What is needed: Your answer should be every line from the records that contains "title".

Information provided:
____________
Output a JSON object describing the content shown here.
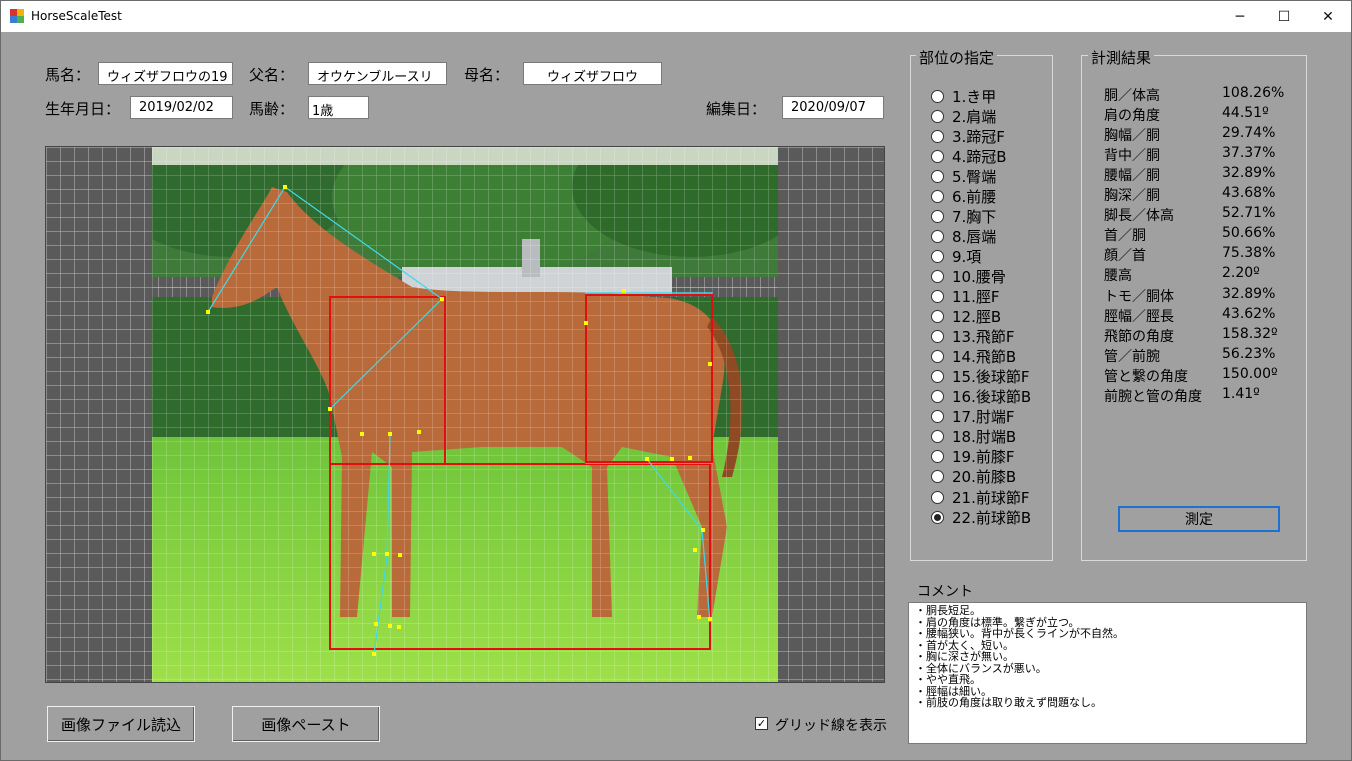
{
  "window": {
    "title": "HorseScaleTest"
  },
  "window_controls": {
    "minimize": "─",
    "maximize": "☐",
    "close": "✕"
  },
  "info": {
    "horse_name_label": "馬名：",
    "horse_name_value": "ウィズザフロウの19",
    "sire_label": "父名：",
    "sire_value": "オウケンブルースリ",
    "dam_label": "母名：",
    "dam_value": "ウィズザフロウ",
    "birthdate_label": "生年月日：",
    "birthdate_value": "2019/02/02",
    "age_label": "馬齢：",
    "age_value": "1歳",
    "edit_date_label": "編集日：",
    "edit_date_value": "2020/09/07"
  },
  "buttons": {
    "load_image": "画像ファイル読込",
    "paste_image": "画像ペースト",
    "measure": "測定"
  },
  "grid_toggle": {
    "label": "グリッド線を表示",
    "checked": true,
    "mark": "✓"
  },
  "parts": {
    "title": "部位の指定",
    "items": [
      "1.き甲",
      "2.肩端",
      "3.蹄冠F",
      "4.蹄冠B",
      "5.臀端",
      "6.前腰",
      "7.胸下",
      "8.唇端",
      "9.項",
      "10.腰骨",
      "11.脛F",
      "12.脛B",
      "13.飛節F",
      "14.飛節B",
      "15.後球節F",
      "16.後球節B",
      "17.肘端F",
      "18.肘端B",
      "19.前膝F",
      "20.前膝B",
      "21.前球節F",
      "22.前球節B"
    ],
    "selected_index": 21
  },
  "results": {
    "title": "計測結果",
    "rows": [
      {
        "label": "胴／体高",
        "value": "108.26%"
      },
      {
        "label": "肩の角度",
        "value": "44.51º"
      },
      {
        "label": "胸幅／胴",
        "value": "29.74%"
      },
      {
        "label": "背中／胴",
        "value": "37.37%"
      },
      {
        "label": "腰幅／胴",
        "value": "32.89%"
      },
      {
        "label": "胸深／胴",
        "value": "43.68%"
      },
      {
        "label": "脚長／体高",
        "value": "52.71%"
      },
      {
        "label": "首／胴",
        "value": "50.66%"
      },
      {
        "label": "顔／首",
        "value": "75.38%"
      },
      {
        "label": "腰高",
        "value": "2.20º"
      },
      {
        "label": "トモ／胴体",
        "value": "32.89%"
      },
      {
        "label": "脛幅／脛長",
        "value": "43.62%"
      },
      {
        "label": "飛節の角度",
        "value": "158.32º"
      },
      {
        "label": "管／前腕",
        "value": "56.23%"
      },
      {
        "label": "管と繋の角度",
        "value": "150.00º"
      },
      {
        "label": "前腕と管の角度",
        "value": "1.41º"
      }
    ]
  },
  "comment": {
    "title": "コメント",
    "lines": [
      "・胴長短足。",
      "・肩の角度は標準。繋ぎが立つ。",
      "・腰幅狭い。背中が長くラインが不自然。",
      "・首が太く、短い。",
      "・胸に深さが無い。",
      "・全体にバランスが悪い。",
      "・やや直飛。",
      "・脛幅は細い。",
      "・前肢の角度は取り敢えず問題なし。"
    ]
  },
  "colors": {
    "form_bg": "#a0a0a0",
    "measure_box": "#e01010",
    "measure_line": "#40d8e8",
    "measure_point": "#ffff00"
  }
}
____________
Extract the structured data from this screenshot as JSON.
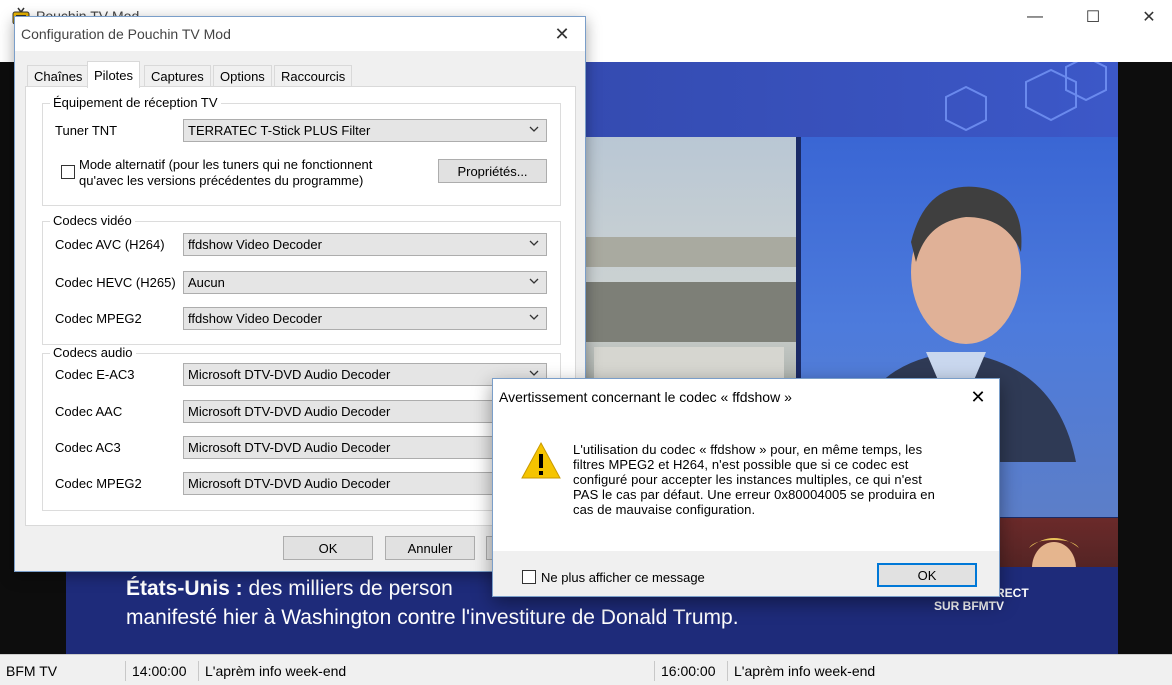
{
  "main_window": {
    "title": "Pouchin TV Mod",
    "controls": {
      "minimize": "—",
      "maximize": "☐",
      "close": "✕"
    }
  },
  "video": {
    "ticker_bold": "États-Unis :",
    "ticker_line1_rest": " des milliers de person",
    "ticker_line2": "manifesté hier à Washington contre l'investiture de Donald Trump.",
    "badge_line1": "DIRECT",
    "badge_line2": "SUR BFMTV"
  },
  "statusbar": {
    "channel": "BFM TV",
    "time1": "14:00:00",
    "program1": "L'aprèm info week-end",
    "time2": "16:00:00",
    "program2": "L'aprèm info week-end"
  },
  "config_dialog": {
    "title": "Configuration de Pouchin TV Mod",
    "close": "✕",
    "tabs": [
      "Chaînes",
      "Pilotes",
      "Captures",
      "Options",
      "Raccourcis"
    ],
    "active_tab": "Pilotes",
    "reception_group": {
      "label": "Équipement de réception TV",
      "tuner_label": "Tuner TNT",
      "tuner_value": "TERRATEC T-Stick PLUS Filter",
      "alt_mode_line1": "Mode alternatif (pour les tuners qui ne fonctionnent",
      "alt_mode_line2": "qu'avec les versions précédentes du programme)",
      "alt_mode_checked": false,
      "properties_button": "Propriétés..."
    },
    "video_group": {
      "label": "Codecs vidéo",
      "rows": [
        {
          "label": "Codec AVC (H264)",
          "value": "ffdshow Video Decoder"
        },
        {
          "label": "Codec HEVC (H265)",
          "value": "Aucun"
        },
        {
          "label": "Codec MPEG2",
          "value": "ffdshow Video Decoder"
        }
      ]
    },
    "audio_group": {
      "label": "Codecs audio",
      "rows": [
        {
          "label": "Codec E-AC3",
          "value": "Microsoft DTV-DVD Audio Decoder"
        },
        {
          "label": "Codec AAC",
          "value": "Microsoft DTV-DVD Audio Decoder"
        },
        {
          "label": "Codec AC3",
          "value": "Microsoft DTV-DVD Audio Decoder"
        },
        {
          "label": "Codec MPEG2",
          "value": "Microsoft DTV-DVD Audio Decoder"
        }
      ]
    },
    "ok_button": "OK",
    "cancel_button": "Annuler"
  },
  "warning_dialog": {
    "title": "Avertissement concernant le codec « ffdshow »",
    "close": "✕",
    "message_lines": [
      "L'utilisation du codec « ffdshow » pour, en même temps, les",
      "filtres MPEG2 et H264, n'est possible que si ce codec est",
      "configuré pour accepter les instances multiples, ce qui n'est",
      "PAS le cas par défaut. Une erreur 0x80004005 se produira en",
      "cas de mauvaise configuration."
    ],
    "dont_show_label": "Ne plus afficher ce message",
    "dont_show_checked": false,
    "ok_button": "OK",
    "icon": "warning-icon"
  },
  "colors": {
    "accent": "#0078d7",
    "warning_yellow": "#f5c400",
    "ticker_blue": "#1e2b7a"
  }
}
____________
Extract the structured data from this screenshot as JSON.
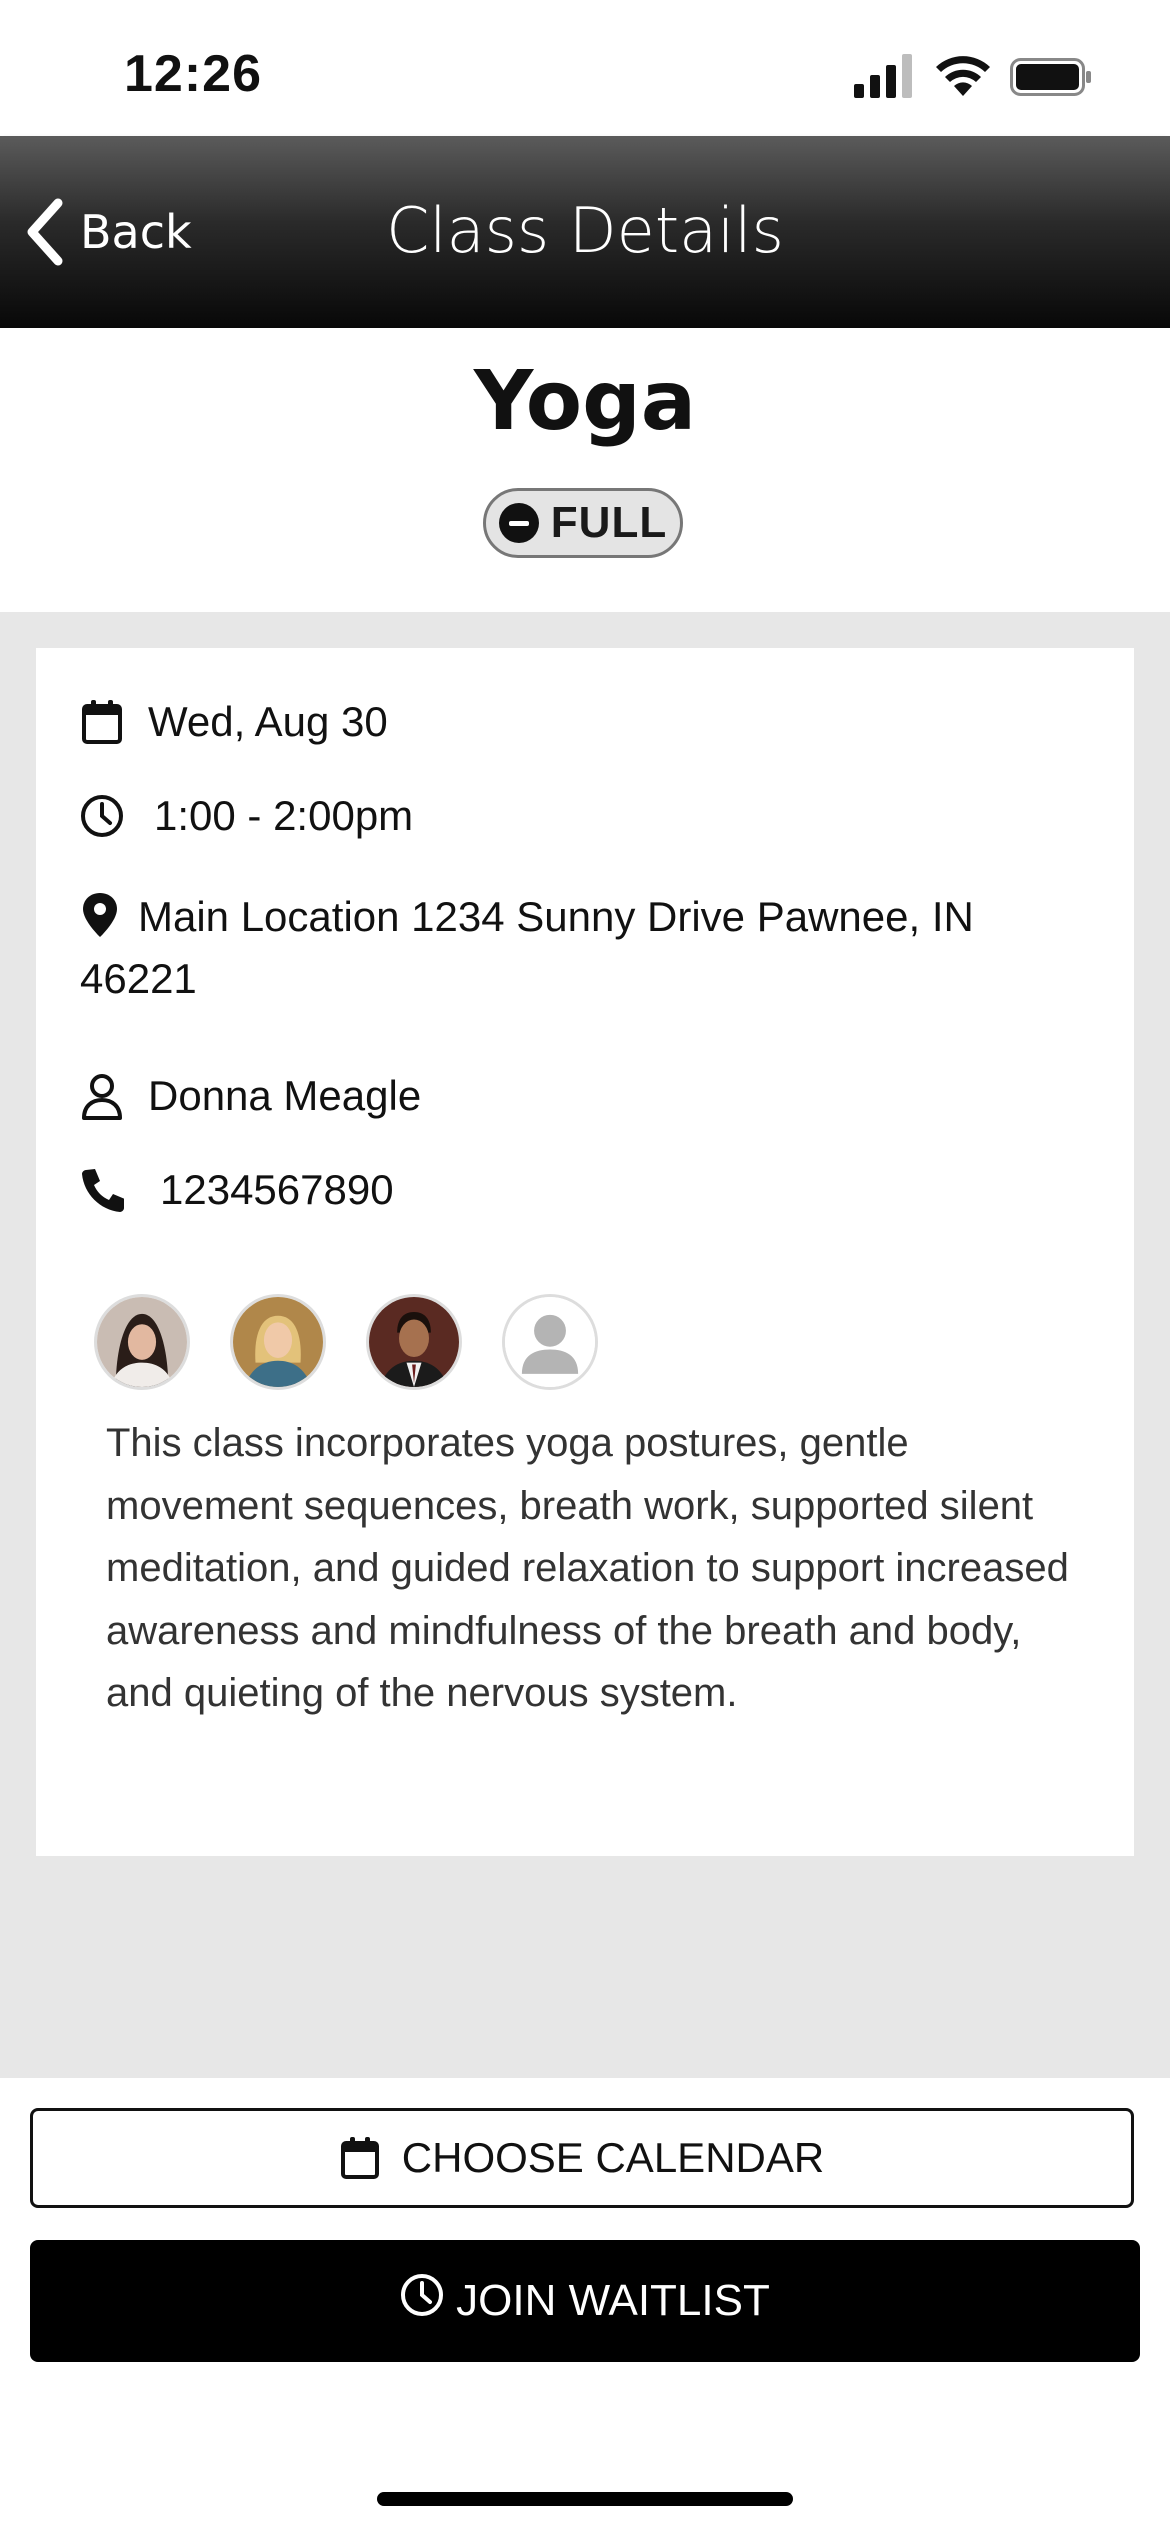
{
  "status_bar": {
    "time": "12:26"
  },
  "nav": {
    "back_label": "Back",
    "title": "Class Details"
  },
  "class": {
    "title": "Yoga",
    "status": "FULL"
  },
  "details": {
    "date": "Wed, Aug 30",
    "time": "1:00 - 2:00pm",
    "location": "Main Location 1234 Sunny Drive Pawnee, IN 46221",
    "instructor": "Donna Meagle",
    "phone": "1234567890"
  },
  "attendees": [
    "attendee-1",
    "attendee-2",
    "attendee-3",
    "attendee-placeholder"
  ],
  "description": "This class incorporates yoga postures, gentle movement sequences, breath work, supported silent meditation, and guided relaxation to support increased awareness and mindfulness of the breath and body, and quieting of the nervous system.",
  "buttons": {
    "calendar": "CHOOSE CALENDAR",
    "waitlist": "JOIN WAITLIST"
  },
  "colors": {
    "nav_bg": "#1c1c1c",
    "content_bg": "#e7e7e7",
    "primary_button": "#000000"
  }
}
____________
Expected output:
    "title": "HorseScaleTest"
    "title": "部位の指定",
    "title": "計測結果",
    "title": "コメント",
    "title": "Pouchin TV Mod",
    "title": "Configuration de Pouchin TV Mod",
    "title": "Avertissement concernant le codec « ffdshow »",
    "title": "Class Details"
    "title": "Yoga",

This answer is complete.